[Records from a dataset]
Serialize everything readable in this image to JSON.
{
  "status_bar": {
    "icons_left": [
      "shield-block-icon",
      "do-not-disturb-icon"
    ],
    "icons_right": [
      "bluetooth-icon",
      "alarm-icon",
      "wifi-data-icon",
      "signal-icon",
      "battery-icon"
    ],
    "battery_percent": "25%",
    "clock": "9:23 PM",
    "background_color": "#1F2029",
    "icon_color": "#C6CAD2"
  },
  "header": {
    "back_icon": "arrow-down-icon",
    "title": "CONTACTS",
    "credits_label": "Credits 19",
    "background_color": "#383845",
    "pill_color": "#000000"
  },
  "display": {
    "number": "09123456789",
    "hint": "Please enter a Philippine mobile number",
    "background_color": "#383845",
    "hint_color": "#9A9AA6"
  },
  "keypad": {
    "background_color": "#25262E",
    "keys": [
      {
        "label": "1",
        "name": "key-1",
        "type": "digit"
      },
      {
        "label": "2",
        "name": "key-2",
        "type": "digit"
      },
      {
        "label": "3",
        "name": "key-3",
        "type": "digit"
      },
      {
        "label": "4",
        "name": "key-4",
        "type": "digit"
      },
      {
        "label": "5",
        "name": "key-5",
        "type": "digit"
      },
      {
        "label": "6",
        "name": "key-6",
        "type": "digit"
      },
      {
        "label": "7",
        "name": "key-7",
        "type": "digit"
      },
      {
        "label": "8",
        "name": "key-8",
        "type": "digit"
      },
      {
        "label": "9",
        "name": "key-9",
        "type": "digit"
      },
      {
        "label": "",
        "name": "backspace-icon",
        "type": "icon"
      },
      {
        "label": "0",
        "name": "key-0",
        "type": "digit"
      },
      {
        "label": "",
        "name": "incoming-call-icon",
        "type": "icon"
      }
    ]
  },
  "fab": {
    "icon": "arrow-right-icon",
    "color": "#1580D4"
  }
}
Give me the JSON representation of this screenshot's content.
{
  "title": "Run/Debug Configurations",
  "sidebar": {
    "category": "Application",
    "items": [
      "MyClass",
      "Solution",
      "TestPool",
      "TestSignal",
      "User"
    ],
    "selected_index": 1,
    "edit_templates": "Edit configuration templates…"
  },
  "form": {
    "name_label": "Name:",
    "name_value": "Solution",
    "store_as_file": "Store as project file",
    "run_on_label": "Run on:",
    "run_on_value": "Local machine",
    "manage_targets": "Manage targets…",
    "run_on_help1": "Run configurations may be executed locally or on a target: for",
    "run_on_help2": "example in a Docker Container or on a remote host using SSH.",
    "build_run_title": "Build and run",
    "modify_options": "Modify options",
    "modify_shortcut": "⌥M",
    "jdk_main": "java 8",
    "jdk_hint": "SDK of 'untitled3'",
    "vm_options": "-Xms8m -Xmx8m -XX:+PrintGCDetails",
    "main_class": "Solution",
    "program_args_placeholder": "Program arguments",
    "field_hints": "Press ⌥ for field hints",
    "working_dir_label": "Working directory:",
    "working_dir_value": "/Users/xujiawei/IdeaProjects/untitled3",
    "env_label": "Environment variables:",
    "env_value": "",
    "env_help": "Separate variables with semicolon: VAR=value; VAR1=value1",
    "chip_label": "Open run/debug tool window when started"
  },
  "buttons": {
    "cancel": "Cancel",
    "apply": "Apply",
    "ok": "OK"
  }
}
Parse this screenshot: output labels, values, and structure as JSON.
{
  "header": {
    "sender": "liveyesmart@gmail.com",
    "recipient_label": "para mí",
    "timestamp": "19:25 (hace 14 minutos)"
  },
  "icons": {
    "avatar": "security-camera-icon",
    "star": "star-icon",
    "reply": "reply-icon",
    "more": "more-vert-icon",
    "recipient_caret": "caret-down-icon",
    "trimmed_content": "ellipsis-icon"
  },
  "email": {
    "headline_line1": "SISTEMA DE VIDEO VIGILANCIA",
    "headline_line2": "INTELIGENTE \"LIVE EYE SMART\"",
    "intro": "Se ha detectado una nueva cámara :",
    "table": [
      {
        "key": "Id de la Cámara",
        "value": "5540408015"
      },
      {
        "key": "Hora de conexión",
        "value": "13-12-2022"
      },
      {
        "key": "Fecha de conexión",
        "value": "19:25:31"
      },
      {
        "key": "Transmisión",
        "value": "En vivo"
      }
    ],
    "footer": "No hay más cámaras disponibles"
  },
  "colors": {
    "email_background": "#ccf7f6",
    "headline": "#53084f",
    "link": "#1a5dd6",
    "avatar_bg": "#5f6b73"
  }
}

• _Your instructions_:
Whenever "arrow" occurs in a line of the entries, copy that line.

• _Exercise result_:
    "back_icon": "arrow-down-icon",
    "icon": "arrow-right-icon",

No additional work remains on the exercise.